TASK REQUIREMENTS >>
The entries are to be printed again word for word, but no picture may appear.
▼
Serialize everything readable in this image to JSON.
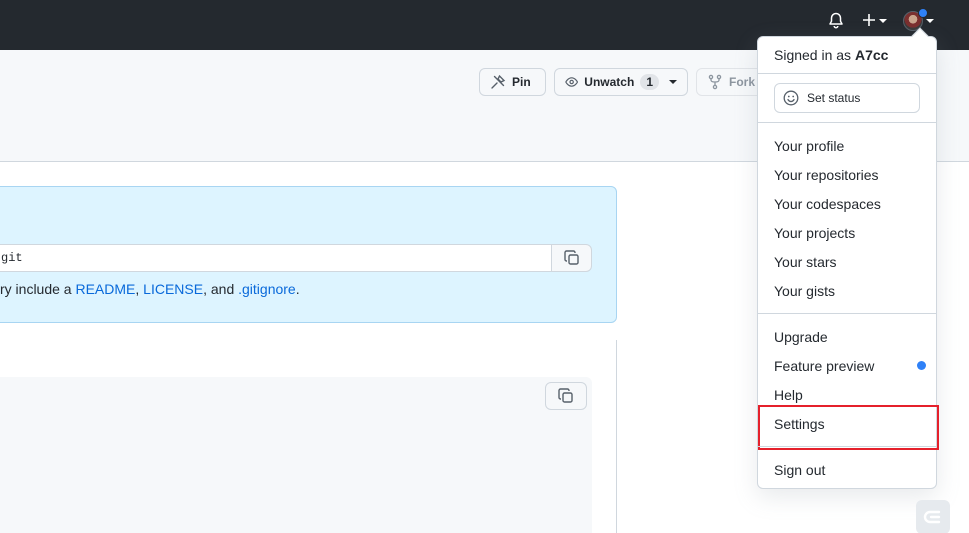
{
  "header": {
    "icons": [
      "bell-icon",
      "plus-icon",
      "avatar"
    ],
    "accent": "#2f81f7"
  },
  "repo_actions": {
    "pin_label": "Pin",
    "unwatch_label": "Unwatch",
    "unwatch_count": "1",
    "fork_label": "Fork"
  },
  "setup": {
    "clone_url_visible": "git",
    "text_prefix": "ry include a ",
    "readme_link": "README",
    "comma": ", ",
    "license_link": "LICENSE",
    "and_text": ", and ",
    "gitignore_link": ".gitignore",
    "period": "."
  },
  "menu": {
    "signed_in_prefix": "Signed in as ",
    "username": "A7cc",
    "set_status": "Set status",
    "items_group1": [
      "Your profile",
      "Your repositories",
      "Your codespaces",
      "Your projects",
      "Your stars",
      "Your gists"
    ],
    "upgrade": "Upgrade",
    "feature_preview": "Feature preview",
    "help": "Help",
    "settings": "Settings",
    "sign_out": "Sign out"
  },
  "colors": {
    "highlight_border": "#e5202b",
    "link": "#0969da",
    "setup_bg": "#ddf4ff"
  }
}
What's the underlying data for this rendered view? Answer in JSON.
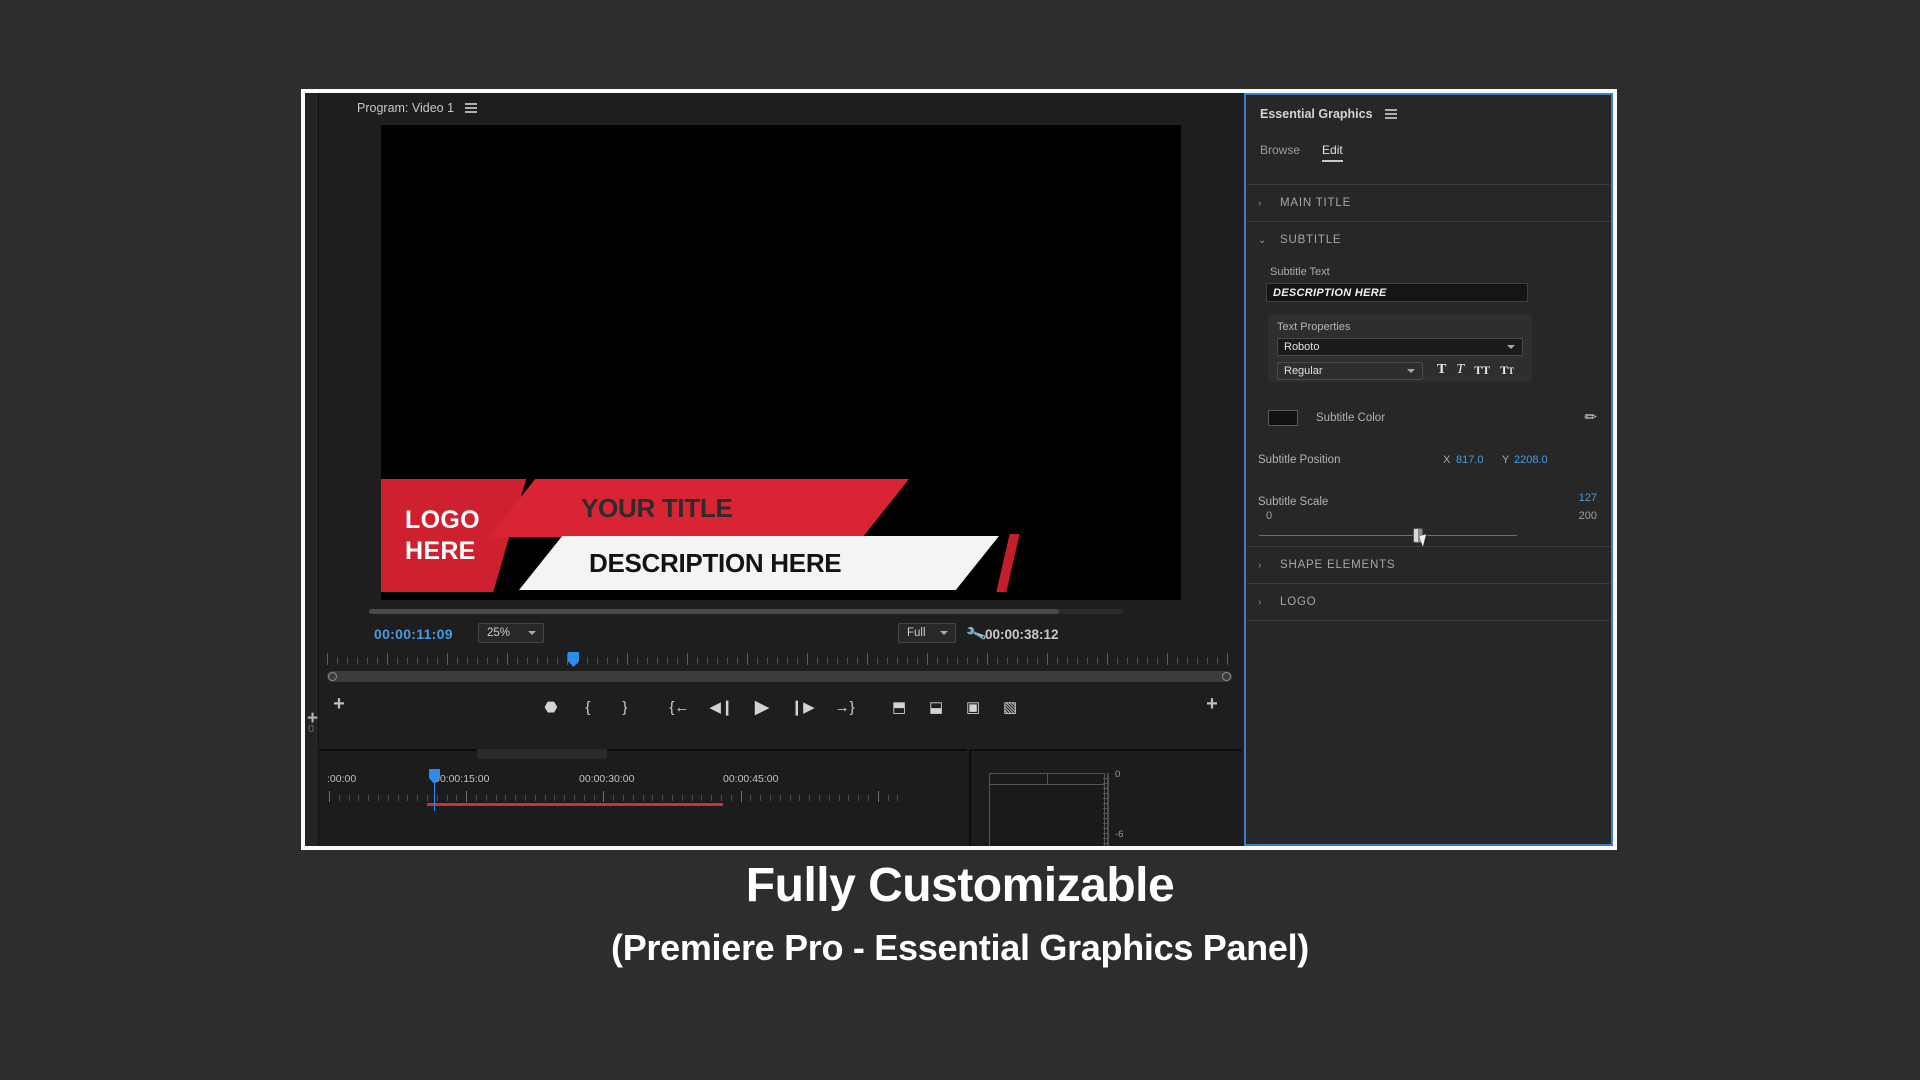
{
  "app": {
    "window_border_color": "#fafafa",
    "background_color": "#2d2d2d"
  },
  "program_monitor": {
    "title": "Program: Video 1",
    "menu_icon": "hamburger-icon",
    "current_timecode": "00:00:11:09",
    "duration_timecode": "00:00:38:12",
    "zoom_level": "25%",
    "resolution": "Full",
    "settings_icon": "wrench-icon",
    "lower_third": {
      "logo_line1": "LOGO",
      "logo_line2": "HERE",
      "title": "YOUR TITLE",
      "description": "DESCRIPTION HERE",
      "red": "#d22030",
      "white": "#f4f4f2"
    },
    "transport_buttons": [
      {
        "name": "add-marker-button",
        "glyph": "⬣"
      },
      {
        "name": "mark-in-button",
        "glyph": "{"
      },
      {
        "name": "mark-out-button",
        "glyph": "}"
      },
      {
        "name": "go-to-in-button",
        "glyph": "{←"
      },
      {
        "name": "step-back-button",
        "glyph": "◀❙"
      },
      {
        "name": "play-stop-button",
        "glyph": "▶"
      },
      {
        "name": "step-forward-button",
        "glyph": "❙▶"
      },
      {
        "name": "go-to-out-button",
        "glyph": "→}"
      },
      {
        "name": "lift-button",
        "glyph": "⬒"
      },
      {
        "name": "extract-button",
        "glyph": "⬓"
      },
      {
        "name": "export-frame-button",
        "glyph": "▣"
      },
      {
        "name": "comparison-view-button",
        "glyph": "▧"
      }
    ],
    "button_editor_left": "+",
    "button_editor_right": "+"
  },
  "timeline": {
    "ruler_labels": [
      ":00:00",
      "00:00:15:00",
      "00:00:30:00",
      "00:00:45:00"
    ],
    "clip_color": "#c9303d",
    "playhead_color": "#2d8ceb"
  },
  "audio_meter": {
    "scale_labels": [
      "0",
      "-6"
    ]
  },
  "essential_graphics": {
    "panel_title": "Essential Graphics",
    "menu_icon": "hamburger-icon",
    "accent_color": "#3b7ec9",
    "tabs": [
      {
        "label": "Browse",
        "active": false
      },
      {
        "label": "Edit",
        "active": true
      }
    ],
    "sections": [
      {
        "name": "MAIN TITLE",
        "expanded": false,
        "arrow": "›"
      },
      {
        "name": "SUBTITLE",
        "expanded": true,
        "arrow": "⌄"
      },
      {
        "name": "SHAPE ELEMENTS",
        "expanded": false,
        "arrow": "›"
      },
      {
        "name": "LOGO",
        "expanded": false,
        "arrow": "›"
      }
    ],
    "subtitle": {
      "text_label": "Subtitle Text",
      "text_value": "DESCRIPTION HERE",
      "text_properties_label": "Text Properties",
      "font_family": "Roboto",
      "font_style": "Regular",
      "format_buttons": [
        {
          "name": "bold-button",
          "glyph": "T"
        },
        {
          "name": "italic-button",
          "glyph": "T"
        },
        {
          "name": "all-caps-button",
          "glyph": "TT"
        },
        {
          "name": "small-caps-button",
          "glyph": "T"
        }
      ],
      "color_label": "Subtitle Color",
      "color_value": "#111111",
      "eyedropper_icon": "eyedropper-icon",
      "position_label": "Subtitle Position",
      "position_x_axis": "X",
      "position_x_value": "817.0",
      "position_y_axis": "Y",
      "position_y_value": "2208.0",
      "scale_label": "Subtitle Scale",
      "scale_value": "127",
      "scale_min": "0",
      "scale_max": "200"
    }
  },
  "caption": {
    "line1": "Fully Customizable",
    "line2": "(Premiere Pro - Essential Graphics Panel)"
  }
}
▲
SOLVED EXERCISE >>
Serialize everything readable in this image to JSON.
{
  "header": {
    "icons": [
      "bell-icon",
      "plus-icon",
      "avatar"
    ],
    "accent": "#2f81f7"
  },
  "repo_actions": {
    "pin_label": "Pin",
    "unwatch_label": "Unwatch",
    "unwatch_count": "1",
    "fork_label": "Fork"
  },
  "setup": {
    "clone_url_visible": "git",
    "text_prefix": "ry include a ",
    "readme_link": "README",
    "comma": ", ",
    "license_link": "LICENSE",
    "and_text": ", and ",
    "gitignore_link": ".gitignore",
    "period": "."
  },
  "menu": {
    "signed_in_prefix": "Signed in as ",
    "username": "A7cc",
    "set_status": "Set status",
    "items_group1": [
      "Your profile",
      "Your repositories",
      "Your codespaces",
      "Your projects",
      "Your stars",
      "Your gists"
    ],
    "upgrade": "Upgrade",
    "feature_preview": "Feature preview",
    "help": "Help",
    "settings": "Settings",
    "sign_out": "Sign out"
  },
  "colors": {
    "highlight_border": "#e5202b",
    "link": "#0969da",
    "setup_bg": "#ddf4ff"
  }
}
What's the underlying data for this rendered view? Answer in JSON.
{
  "app": {
    "window_border_color": "#fafafa",
    "background_color": "#2d2d2d"
  },
  "program_monitor": {
    "title": "Program: Video 1",
    "menu_icon": "hamburger-icon",
    "current_timecode": "00:00:11:09",
    "duration_timecode": "00:00:38:12",
    "zoom_level": "25%",
    "resolution": "Full",
    "settings_icon": "wrench-icon",
    "lower_third": {
      "logo_line1": "LOGO",
      "logo_line2": "HERE",
      "title": "YOUR TITLE",
      "description": "DESCRIPTION HERE",
      "red": "#d22030",
      "white": "#f4f4f2"
    },
    "transport_buttons": [
      {
        "name": "add-marker-button",
        "glyph": "⬣"
      },
      {
        "name": "mark-in-button",
        "glyph": "{"
      },
      {
        "name": "mark-out-button",
        "glyph": "}"
      },
      {
        "name": "go-to-in-button",
        "glyph": "{←"
      },
      {
        "name": "step-back-button",
        "glyph": "◀❙"
      },
      {
        "name": "play-stop-button",
        "glyph": "▶"
      },
      {
        "name": "step-forward-button",
        "glyph": "❙▶"
      },
      {
        "name": "go-to-out-button",
        "glyph": "→}"
      },
      {
        "name": "lift-button",
        "glyph": "⬒"
      },
      {
        "name": "extract-button",
        "glyph": "⬓"
      },
      {
        "name": "export-frame-button",
        "glyph": "▣"
      },
      {
        "name": "comparison-view-button",
        "glyph": "▧"
      }
    ],
    "button_editor_left": "+",
    "button_editor_right": "+"
  },
  "timeline": {
    "ruler_labels": [
      ":00:00",
      "00:00:15:00",
      "00:00:30:00",
      "00:00:45:00"
    ],
    "clip_color": "#c9303d",
    "playhead_color": "#2d8ceb"
  },
  "audio_meter": {
    "scale_labels": [
      "0",
      "-6"
    ]
  },
  "essential_graphics": {
    "panel_title": "Essential Graphics",
    "menu_icon": "hamburger-icon",
    "accent_color": "#3b7ec9",
    "tabs": [
      {
        "label": "Browse",
        "active": false
      },
      {
        "label": "Edit",
        "active": true
      }
    ],
    "sections": [
      {
        "name": "MAIN TITLE",
        "expanded": false,
        "arrow": "›"
      },
      {
        "name": "SUBTITLE",
        "expanded": true,
        "arrow": "⌄"
      },
      {
        "name": "SHAPE ELEMENTS",
        "expanded": false,
        "arrow": "›"
      },
      {
        "name": "LOGO",
        "expanded": false,
        "arrow": "›"
      }
    ],
    "subtitle": {
      "text_label": "Subtitle Text",
      "text_value": "DESCRIPTION HERE",
      "text_properties_label": "Text Properties",
      "font_family": "Roboto",
      "font_style": "Regular",
      "format_buttons": [
        {
          "name": "bold-button",
          "glyph": "T"
        },
        {
          "name": "italic-button",
          "glyph": "T"
        },
        {
          "name": "all-caps-button",
          "glyph": "TT"
        },
        {
          "name": "small-caps-button",
          "glyph": "T"
        }
      ],
      "color_label": "Subtitle Color",
      "color_value": "#111111",
      "eyedropper_icon": "eyedropper-icon",
      "position_label": "Subtitle Position",
      "position_x_axis": "X",
      "position_x_value": "817.0",
      "position_y_axis": "Y",
      "position_y_value": "2208.0",
      "scale_label": "Subtitle Scale",
      "scale_value": "127",
      "scale_min": "0",
      "scale_max": "200"
    }
  },
  "caption": {
    "line1": "Fully Customizable",
    "line2": "(Premiere Pro - Essential Graphics Panel)"
  }
}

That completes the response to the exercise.